The National Prosecuting Authority (NPA) will appeal the North Gauteng High Court ruling in the so-called “Spy Tapes” saga‚ which opened the door for charges to be reinstated against President Jacob Zuma.
The court ruled on April 29 that the 2009 decision by the NPA to drop fraud‚ corruption and racketeering charges related to the arms deal against Zuma – who was president of the African National Congress (ANC) at the time – was irrational.
The decision on whether or not to appeal against the ruling is being seen as a test of the credibility of the head of the NPA‚ Shaun Abrahams.
Abrahams said at a press conference on Monday that he had taken legal advice from senior counsel on the ruling. He said the ruling had far-reaching implications for the country and should be considered by an appeal court.
“I have decided to apply for leave to appeal‚” he said.
Abrahams went to great lengths to assure the nation that the prosecution authority was independent.
He said that speculative reports of the imminent arrest of Finance Minister Pravin Gordhan had caused harm to the economy. He denied that the prosecuting authority was being abused for hidden political agendas or being used to manipulate the law. This included investigations into the so called SARS rogue unit
“Neither I nor the institution require the political go ahead to prosecute anyone …. The NPA is not filthy or corrupt‚” he said.

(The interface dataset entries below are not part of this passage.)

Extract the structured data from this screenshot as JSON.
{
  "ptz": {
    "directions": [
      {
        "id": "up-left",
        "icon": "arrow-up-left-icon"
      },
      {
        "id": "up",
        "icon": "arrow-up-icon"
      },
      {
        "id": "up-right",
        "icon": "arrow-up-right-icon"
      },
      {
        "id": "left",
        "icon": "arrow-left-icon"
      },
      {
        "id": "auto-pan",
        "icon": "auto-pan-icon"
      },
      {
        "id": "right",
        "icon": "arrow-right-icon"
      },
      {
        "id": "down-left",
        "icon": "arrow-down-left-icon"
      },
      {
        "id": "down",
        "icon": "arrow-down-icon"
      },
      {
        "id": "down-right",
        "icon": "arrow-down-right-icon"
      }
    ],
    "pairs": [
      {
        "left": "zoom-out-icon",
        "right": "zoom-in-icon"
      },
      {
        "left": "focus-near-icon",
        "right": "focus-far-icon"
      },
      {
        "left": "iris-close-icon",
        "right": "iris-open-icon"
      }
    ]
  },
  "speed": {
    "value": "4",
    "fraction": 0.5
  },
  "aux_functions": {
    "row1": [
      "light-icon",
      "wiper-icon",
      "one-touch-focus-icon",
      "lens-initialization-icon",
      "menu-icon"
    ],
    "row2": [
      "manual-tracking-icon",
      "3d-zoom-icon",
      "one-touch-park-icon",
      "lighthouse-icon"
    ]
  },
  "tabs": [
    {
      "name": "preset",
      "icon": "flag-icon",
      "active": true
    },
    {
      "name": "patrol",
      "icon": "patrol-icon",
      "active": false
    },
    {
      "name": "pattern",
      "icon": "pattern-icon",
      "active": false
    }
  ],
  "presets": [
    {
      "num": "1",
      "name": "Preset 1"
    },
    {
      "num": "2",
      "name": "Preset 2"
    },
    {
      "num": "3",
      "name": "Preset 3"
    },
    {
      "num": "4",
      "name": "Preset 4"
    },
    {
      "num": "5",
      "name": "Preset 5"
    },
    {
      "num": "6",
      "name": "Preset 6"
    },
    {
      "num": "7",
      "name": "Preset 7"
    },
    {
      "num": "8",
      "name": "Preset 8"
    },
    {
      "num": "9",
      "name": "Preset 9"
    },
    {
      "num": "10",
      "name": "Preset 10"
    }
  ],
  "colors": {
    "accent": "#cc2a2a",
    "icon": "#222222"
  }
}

“The NPA is not involved in any unrestrained attack against any person‚” he said.
“There are no charges or being investigated against Minister Gordhan‚” he said.
“In the event that the Minister is implicated‚ I will make the decision.” He said the case could not be investigated in the public domain.
“I implore you to respect the process of the investigation‚” he said. “Stop playing with our economy‚” he urged commentators and politicians speculating on the case.
He took offence at the way he was portrayed by cartoonists in the media as having been swayed by politicians. “I’m not a passenger in anyone’s vehicle‚” he said